Bring a unique narrative to life in your own home through art influenced by culture, history, and the lives of real people that will never go out of style. Award-winning artist and teacher Penny Nichols has made her art available throughout the world in the form of original paintings and giclee prints. Whether it’s a still life scene or a timeless Hawaiian landscape to hang in your beach-side vacation rental, explore the Penny Nichols shop to find the right piece for you.
Portraits, Landscapes, and Giclee Prints.
Choose from a variety of options and customize to your liking! Penny Nichols’ giclee prints allow you to choose between a paper or canvas print, whether your print comes matted, rolled in a tube, or on a canvas ready to hang in your home. The best artwork tells a story. Here you have a say in how that story is shared with others.
A journey to self-discovery.
Penny Nichols started creating as a child growing up in Waikiki when Hawai’i was a territory. Years later she returned to the world of art as a kind of therapy. She decided to start teaching art in her modest studio, where she quickly amassed a group of adult students. In the year 2000, she started teaching at Island School. During this time she was creating less yet growing more as a person.

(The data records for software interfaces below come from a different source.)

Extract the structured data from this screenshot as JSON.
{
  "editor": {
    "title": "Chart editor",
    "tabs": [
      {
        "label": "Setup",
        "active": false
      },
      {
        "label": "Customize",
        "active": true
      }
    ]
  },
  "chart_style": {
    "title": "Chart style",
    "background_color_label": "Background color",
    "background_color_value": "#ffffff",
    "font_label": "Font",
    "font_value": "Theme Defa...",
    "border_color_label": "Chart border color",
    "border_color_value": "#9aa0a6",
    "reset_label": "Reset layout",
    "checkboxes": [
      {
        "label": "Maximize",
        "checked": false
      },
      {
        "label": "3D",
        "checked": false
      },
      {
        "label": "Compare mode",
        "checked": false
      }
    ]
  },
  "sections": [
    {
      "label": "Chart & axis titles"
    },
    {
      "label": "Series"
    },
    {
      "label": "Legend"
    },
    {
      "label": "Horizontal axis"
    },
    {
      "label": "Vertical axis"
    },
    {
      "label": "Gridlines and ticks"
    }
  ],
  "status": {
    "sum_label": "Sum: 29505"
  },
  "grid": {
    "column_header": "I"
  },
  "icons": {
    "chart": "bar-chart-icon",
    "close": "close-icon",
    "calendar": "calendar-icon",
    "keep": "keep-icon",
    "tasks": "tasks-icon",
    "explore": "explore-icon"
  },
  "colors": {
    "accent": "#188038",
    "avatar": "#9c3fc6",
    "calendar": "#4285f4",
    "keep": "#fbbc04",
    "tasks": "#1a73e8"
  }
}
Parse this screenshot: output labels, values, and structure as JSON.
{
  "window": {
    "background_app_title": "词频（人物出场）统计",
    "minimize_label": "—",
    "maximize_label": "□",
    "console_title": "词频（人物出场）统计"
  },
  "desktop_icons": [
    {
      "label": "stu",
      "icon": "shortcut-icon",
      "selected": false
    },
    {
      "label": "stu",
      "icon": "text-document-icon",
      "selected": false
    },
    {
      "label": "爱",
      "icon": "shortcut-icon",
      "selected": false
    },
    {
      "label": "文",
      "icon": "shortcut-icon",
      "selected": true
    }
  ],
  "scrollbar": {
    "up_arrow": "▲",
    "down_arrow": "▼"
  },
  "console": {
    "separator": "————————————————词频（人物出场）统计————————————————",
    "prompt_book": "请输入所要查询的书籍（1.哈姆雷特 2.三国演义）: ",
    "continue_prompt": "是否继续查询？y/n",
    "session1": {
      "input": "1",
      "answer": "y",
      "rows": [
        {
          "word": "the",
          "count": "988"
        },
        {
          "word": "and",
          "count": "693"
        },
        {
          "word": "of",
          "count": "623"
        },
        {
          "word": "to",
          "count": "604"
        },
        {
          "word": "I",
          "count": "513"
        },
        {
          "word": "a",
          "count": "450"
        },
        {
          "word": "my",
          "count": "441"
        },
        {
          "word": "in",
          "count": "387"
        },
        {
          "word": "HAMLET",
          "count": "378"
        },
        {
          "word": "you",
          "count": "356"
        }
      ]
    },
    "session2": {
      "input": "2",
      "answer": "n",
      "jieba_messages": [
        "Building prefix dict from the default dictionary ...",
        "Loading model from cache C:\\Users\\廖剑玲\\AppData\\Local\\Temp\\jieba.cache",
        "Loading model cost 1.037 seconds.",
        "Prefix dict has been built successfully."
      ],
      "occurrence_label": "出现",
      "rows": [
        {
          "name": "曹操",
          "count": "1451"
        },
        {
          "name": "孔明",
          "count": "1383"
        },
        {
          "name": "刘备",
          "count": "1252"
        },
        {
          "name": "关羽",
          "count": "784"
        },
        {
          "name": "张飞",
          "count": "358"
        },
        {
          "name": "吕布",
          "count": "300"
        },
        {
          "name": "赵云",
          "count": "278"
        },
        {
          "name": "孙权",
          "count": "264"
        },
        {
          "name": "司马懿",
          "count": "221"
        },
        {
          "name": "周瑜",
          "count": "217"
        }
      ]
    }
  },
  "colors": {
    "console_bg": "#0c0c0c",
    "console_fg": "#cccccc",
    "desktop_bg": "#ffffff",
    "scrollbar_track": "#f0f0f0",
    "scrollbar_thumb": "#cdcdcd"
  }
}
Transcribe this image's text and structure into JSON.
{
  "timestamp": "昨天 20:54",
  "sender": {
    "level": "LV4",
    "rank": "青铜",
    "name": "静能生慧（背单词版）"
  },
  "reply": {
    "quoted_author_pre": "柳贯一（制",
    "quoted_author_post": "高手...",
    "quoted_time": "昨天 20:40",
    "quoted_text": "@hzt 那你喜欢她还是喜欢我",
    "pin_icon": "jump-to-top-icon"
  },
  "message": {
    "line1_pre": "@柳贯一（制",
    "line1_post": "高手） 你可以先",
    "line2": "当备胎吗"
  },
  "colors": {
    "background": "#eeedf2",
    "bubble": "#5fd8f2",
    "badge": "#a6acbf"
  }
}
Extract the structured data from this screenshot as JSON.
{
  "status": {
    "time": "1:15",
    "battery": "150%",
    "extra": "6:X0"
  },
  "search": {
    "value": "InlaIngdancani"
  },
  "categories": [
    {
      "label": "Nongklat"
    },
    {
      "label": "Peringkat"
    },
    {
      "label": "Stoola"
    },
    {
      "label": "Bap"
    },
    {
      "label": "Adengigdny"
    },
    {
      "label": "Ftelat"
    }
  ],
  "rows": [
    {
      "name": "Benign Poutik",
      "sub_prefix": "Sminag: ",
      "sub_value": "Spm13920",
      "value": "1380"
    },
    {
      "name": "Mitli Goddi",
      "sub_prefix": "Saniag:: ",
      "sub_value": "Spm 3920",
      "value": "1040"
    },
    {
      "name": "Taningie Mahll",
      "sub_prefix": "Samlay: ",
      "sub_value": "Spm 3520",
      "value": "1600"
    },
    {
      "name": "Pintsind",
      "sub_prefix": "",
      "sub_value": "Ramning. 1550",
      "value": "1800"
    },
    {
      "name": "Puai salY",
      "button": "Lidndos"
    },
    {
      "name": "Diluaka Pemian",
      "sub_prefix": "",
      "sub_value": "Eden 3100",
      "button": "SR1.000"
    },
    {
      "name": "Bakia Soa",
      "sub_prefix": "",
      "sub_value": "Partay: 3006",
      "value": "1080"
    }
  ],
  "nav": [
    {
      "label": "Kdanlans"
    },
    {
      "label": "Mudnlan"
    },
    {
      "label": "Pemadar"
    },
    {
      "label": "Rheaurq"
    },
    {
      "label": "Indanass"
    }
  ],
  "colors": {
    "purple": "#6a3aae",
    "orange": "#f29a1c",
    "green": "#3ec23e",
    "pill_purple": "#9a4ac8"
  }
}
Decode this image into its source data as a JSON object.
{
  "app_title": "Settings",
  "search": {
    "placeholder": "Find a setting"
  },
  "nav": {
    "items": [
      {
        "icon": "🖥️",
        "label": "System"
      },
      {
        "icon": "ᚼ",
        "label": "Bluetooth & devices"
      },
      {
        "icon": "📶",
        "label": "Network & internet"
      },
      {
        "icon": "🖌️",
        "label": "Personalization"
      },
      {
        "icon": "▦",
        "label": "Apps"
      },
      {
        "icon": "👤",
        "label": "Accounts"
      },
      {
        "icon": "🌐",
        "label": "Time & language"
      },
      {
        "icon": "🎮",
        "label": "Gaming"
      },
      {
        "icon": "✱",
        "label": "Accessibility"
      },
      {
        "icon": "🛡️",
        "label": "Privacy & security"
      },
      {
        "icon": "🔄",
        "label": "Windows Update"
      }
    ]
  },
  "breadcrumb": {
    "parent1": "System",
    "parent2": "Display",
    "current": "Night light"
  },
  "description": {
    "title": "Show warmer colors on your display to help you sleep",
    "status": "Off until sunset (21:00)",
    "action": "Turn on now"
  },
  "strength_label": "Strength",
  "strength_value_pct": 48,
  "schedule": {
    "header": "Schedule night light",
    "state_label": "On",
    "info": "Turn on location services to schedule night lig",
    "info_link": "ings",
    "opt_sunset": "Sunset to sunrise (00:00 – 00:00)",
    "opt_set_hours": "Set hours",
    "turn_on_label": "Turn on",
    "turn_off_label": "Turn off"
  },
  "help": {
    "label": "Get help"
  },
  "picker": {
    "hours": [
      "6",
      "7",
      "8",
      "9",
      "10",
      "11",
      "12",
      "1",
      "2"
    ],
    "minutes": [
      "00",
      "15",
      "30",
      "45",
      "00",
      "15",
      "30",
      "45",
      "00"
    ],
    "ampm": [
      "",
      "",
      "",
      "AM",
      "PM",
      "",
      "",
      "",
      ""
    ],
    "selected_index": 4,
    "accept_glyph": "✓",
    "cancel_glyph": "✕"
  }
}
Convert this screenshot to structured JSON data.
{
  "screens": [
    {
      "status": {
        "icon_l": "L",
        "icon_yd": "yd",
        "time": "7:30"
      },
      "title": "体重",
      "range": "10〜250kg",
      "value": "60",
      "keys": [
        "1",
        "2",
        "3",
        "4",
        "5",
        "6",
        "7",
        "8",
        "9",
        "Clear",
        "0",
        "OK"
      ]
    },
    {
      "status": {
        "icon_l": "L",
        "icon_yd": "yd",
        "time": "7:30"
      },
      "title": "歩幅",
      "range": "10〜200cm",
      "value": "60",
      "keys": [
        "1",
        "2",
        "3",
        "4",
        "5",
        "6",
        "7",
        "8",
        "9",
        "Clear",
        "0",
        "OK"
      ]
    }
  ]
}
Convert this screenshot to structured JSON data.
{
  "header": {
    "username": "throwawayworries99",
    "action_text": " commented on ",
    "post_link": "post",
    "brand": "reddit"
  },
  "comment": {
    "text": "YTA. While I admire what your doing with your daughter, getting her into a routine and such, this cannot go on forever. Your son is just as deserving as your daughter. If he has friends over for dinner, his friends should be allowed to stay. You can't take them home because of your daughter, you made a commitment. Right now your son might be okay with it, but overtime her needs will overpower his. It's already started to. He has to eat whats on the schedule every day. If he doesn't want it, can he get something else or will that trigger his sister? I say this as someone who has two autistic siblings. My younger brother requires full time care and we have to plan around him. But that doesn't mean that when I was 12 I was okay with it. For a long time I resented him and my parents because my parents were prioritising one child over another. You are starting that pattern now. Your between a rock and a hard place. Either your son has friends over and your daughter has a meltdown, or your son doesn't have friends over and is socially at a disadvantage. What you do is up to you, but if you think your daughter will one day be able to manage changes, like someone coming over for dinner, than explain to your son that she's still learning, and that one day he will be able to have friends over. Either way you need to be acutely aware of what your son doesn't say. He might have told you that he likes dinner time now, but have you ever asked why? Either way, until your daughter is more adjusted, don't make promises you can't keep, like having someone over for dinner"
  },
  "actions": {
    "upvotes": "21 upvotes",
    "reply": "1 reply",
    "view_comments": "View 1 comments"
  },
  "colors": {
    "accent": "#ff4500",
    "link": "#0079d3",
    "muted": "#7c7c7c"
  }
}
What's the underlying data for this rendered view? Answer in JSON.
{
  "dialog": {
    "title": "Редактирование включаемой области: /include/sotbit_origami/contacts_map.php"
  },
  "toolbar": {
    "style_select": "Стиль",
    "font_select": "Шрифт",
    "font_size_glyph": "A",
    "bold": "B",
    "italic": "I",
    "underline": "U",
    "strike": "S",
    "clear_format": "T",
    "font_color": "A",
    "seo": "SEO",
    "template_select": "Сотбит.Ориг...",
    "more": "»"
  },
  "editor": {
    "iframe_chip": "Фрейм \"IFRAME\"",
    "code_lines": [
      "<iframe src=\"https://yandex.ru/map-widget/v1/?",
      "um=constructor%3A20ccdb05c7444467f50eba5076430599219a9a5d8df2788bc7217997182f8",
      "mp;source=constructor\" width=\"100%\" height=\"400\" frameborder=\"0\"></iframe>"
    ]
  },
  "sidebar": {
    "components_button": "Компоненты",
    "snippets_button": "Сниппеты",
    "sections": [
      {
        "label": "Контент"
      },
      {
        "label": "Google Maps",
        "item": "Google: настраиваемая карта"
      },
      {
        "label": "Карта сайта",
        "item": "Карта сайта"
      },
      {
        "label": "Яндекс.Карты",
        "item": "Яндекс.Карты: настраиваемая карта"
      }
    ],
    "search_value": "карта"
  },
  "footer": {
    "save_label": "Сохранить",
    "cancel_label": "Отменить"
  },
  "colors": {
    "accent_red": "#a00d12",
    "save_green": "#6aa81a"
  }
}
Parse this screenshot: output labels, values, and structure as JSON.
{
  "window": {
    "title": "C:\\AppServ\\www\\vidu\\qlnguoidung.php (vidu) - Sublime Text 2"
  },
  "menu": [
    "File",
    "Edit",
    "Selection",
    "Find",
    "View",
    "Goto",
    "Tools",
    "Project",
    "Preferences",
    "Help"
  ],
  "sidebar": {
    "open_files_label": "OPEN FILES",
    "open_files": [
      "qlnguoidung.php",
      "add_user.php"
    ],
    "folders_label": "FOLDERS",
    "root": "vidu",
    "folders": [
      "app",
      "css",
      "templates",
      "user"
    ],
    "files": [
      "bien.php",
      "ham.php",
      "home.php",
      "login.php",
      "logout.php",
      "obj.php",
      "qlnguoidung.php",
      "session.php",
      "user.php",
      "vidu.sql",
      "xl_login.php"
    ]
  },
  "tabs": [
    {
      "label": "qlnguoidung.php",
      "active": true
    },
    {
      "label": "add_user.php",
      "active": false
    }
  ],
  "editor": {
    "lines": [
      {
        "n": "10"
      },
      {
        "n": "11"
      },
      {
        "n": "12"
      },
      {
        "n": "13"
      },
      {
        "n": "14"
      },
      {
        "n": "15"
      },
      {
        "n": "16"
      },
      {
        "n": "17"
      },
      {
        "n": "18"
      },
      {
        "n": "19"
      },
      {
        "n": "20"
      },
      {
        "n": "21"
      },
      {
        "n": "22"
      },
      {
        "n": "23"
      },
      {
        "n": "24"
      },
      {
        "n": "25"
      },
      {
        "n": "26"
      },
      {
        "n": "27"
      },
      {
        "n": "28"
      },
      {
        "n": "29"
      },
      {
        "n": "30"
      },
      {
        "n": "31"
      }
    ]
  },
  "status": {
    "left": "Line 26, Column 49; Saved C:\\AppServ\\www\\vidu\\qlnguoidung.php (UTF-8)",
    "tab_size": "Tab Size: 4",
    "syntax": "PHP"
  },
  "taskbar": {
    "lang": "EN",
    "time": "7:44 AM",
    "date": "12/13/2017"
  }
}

Her experience as a teacher has helped mold her into the artist she is today - growth-focused and concept-driven to create art with a deep purpose that portrays the culture and atmosphere unique to the people of Hawai’i through the strokes of a paintbrush. Art that tells a story. Art that withstands the tests of time.
What do these famous artists have in common? None was mentally ill. None lived in wretched poverty. None was socially dysfunctional. Each had considerable success during their life. Why do I mention this, you ask?
I’ve long believed that prejudice against visual artists is one of the last bastions of acceptable bigotry. I make it my business to combat this bias in the only way I know how...through education, having the hope that someday civilized people will stop assuming that artists are emotionally unstable wrecks who can’t balance their checkbooks and want to cut their ears off.
When I saw this portrait it nearly knocked me to my knees. Entitled “Madawaska, Acadian Light-Heavy, Third Arrangement”, it was painted in 1940 by the pivotal American artist Marsden Hartley.
Consider this quote from Hartley:
“My work embodies little visions of the great intangible…. Some will say he’s gone mad. Others will look and say he’s looked in at the lattices of Heaven and come back with the madness of splendor on him.”